• [Requirement]:
Copy the records below exactly as they appear.

[[ Supplied information, beginning ]]

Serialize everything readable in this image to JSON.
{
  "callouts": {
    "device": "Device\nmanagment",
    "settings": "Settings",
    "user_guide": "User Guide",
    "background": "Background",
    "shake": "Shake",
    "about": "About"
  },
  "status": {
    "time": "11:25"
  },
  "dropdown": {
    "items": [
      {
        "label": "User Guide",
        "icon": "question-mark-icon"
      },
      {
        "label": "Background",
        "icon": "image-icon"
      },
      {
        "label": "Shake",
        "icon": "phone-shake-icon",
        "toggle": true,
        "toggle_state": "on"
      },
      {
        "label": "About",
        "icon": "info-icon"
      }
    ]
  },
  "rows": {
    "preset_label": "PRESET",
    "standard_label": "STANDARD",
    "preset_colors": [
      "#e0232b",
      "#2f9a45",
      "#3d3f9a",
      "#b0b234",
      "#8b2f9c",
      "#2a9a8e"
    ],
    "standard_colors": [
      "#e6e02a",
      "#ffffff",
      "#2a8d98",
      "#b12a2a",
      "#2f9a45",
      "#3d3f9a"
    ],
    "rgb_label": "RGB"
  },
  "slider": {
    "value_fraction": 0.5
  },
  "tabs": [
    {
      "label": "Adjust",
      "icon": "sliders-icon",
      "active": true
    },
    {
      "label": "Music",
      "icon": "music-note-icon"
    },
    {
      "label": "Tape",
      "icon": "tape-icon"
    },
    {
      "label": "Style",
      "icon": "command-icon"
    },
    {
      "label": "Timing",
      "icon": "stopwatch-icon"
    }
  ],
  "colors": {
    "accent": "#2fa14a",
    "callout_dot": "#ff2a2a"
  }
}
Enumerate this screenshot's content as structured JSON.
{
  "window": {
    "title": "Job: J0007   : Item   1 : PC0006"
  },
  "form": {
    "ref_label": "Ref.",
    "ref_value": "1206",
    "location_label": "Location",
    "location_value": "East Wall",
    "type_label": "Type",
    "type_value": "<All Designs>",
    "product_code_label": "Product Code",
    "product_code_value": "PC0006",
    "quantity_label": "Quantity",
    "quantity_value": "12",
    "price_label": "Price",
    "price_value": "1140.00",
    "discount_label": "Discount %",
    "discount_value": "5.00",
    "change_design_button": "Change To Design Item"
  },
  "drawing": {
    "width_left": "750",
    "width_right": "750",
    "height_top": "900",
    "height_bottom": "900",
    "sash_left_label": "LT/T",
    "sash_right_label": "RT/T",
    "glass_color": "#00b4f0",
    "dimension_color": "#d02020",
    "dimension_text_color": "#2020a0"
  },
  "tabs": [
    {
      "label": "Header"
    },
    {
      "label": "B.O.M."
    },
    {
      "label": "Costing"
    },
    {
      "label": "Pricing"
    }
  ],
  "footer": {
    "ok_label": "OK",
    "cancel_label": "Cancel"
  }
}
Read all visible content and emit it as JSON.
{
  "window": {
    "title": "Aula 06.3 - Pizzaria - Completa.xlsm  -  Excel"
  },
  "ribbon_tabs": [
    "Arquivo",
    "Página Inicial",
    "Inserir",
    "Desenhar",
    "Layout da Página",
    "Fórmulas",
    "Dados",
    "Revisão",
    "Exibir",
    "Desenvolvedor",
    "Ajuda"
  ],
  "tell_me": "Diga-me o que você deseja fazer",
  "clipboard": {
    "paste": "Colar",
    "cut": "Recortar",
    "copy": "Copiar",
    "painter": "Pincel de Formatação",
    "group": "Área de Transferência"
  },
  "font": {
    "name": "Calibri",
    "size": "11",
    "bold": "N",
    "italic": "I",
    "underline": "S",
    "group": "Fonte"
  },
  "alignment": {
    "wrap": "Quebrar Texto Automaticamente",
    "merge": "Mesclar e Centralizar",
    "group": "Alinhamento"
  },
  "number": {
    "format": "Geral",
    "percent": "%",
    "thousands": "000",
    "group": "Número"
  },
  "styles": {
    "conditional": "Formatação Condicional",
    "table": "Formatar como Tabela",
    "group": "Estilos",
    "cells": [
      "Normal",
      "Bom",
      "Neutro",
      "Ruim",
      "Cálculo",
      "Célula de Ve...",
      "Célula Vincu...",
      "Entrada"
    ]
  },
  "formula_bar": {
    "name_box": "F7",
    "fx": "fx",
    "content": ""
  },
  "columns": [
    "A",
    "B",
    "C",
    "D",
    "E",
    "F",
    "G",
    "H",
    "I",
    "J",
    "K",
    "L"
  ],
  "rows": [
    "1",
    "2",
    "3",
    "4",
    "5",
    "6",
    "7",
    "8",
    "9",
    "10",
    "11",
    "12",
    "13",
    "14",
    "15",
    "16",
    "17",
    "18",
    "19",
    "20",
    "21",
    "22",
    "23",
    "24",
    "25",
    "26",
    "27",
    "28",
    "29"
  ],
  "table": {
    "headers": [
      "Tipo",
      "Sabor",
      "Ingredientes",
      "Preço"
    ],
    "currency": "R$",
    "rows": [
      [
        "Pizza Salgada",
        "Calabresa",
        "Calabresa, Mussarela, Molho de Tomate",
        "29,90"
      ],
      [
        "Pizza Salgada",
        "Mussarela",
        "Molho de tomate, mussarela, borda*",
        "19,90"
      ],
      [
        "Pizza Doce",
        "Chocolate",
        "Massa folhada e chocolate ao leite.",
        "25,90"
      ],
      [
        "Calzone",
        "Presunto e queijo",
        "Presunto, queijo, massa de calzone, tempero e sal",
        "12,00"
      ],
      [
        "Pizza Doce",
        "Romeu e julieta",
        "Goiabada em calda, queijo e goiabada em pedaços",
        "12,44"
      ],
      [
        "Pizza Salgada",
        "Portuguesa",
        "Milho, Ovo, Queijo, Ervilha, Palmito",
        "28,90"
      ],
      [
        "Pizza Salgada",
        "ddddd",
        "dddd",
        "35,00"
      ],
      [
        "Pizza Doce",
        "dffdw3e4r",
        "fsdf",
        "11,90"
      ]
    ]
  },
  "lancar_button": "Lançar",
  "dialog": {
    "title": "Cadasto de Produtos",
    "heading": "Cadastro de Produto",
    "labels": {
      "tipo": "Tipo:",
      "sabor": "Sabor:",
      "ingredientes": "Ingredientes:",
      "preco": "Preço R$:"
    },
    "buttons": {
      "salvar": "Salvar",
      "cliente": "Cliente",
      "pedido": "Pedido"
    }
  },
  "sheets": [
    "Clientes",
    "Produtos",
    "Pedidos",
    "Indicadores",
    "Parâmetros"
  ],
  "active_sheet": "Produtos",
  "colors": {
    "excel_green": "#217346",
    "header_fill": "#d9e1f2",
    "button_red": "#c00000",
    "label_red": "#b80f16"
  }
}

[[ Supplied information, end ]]

• [Answer below]:
Serialize everything readable in this image to JSON.
{
  "callouts": {
    "device": "Device\nmanagment",
    "settings": "Settings",
    "user_guide": "User Guide",
    "background": "Background",
    "shake": "Shake",
    "about": "About"
  },
  "status": {
    "time": "11:25"
  },
  "dropdown": {
    "items": [
      {
        "label": "User Guide",
        "icon": "question-mark-icon"
      },
      {
        "label": "Background",
        "icon": "image-icon"
      },
      {
        "label": "Shake",
        "icon": "phone-shake-icon",
        "toggle": true,
        "toggle_state": "on"
      },
      {
        "label": "About",
        "icon": "info-icon"
      }
    ]
  },
  "rows": {
    "preset_label": "PRESET",
    "standard_label": "STANDARD",
    "preset_colors": [
      "#e0232b",
      "#2f9a45",
      "#3d3f9a",
      "#b0b234",
      "#8b2f9c",
      "#2a9a8e"
    ],
    "standard_colors": [
      "#e6e02a",
      "#ffffff",
      "#2a8d98",
      "#b12a2a",
      "#2f9a45",
      "#3d3f9a"
    ],
    "rgb_label": "RGB"
  },
  "slider": {
    "value_fraction": 0.5
  },
  "tabs": [
    {
      "label": "Adjust",
      "icon": "sliders-icon",
      "active": true
    },
    {
      "label": "Music",
      "icon": "music-note-icon"
    },
    {
      "label": "Tape",
      "icon": "tape-icon"
    },
    {
      "label": "Style",
      "icon": "command-icon"
    },
    {
      "label": "Timing",
      "icon": "stopwatch-icon"
    }
  ],
  "colors": {
    "accent": "#2fa14a",
    "callout_dot": "#ff2a2a"
  }
}
Enumerate this screenshot's content as structured JSON.
{
  "window": {
    "title": "Job: J0007   : Item   1 : PC0006"
  },
  "form": {
    "ref_label": "Ref.",
    "ref_value": "1206",
    "location_label": "Location",
    "location_value": "East Wall",
    "type_label": "Type",
    "type_value": "<All Designs>",
    "product_code_label": "Product Code",
    "product_code_value": "PC0006",
    "quantity_label": "Quantity",
    "quantity_value": "12",
    "price_label": "Price",
    "price_value": "1140.00",
    "discount_label": "Discount %",
    "discount_value": "5.00",
    "change_design_button": "Change To Design Item"
  },
  "drawing": {
    "width_left": "750",
    "width_right": "750",
    "height_top": "900",
    "height_bottom": "900",
    "sash_left_label": "LT/T",
    "sash_right_label": "RT/T",
    "glass_color": "#00b4f0",
    "dimension_color": "#d02020",
    "dimension_text_color": "#2020a0"
  },
  "tabs": [
    {
      "label": "Header"
    },
    {
      "label": "B.O.M."
    },
    {
      "label": "Costing"
    },
    {
      "label": "Pricing"
    }
  ],
  "footer": {
    "ok_label": "OK",
    "cancel_label": "Cancel"
  }
}
Read all visible content and emit it as JSON.
{
  "window": {
    "title": "Aula 06.3 - Pizzaria - Completa.xlsm  -  Excel"
  },
  "ribbon_tabs": [
    "Arquivo",
    "Página Inicial",
    "Inserir",
    "Desenhar",
    "Layout da Página",
    "Fórmulas",
    "Dados",
    "Revisão",
    "Exibir",
    "Desenvolvedor",
    "Ajuda"
  ],
  "tell_me": "Diga-me o que você deseja fazer",
  "clipboard": {
    "paste": "Colar",
    "cut": "Recortar",
    "copy": "Copiar",
    "painter": "Pincel de Formatação",
    "group": "Área de Transferência"
  },
  "font": {
    "name": "Calibri",
    "size": "11",
    "bold": "N",
    "italic": "I",
    "underline": "S",
    "group": "Fonte"
  },
  "alignment": {
    "wrap": "Quebrar Texto Automaticamente",
    "merge": "Mesclar e Centralizar",
    "group": "Alinhamento"
  },
  "number": {
    "format": "Geral",
    "percent": "%",
    "thousands": "000",
    "group": "Número"
  },
  "styles": {
    "conditional": "Formatação Condicional",
    "table": "Formatar como Tabela",
    "group": "Estilos",
    "cells": [
      "Normal",
      "Bom",
      "Neutro",
      "Ruim",
      "Cálculo",
      "Célula de Ve...",
      "Célula Vincu...",
      "Entrada"
    ]
  },
  "formula_bar": {
    "name_box": "F7",
    "fx": "fx",
    "content": ""
  },
  "columns": [
    "A",
    "B",
    "C",
    "D",
    "E",
    "F",
    "G",
    "H",
    "I",
    "J",
    "K",
    "L"
  ],
  "rows": [
    "1",
    "2",
    "3",
    "4",
    "5",
    "6",
    "7",
    "8",
    "9",
    "10",
    "11",
    "12",
    "13",
    "14",
    "15",
    "16",
    "17",
    "18",
    "19",
    "20",
    "21",
    "22",
    "23",
    "24",
    "25",
    "26",
    "27",
    "28",
    "29"
  ],
  "table": {
    "headers": [
      "Tipo",
      "Sabor",
      "Ingredientes",
      "Preço"
    ],
    "currency": "R$",
    "rows": [
      [
        "Pizza Salgada",
        "Calabresa",
        "Calabresa, Mussarela, Molho de Tomate",
        "29,90"
      ],
      [
        "Pizza Salgada",
        "Mussarela",
        "Molho de tomate, mussarela, borda*",
        "19,90"
      ],
      [
        "Pizza Doce",
        "Chocolate",
        "Massa folhada e chocolate ao leite.",
        "25,90"
      ],
      [
        "Calzone",
        "Presunto e queijo",
        "Presunto, queijo, massa de calzone, tempero e sal",
        "12,00"
      ],
      [
        "Pizza Doce",
        "Romeu e julieta",
        "Goiabada em calda, queijo e goiabada em pedaços",
        "12,44"
      ],
      [
        "Pizza Salgada",
        "Portuguesa",
        "Milho, Ovo, Queijo, Ervilha, Palmito",
        "28,90"
      ],
      [
        "Pizza Salgada",
        "ddddd",
        "dddd",
        "35,00"
      ],
      [
        "Pizza Doce",
        "dffdw3e4r",
        "fsdf",
        "11,90"
      ]
    ]
  },
  "lancar_button": "Lançar",
  "dialog": {
    "title": "Cadasto de Produtos",
    "heading": "Cadastro de Produto",
    "labels": {
      "tipo": "Tipo:",
      "sabor": "Sabor:",
      "ingredientes": "Ingredientes:",
      "preco": "Preço R$:"
    },
    "buttons": {
      "salvar": "Salvar",
      "cliente": "Cliente",
      "pedido": "Pedido"
    }
  },
  "sheets": [
    "Clientes",
    "Produtos",
    "Pedidos",
    "Indicadores",
    "Parâmetros"
  ],
  "active_sheet": "Produtos",
  "colors": {
    "excel_green": "#217346",
    "header_fill": "#d9e1f2",
    "button_red": "#c00000",
    "label_red": "#b80f16"
  }
}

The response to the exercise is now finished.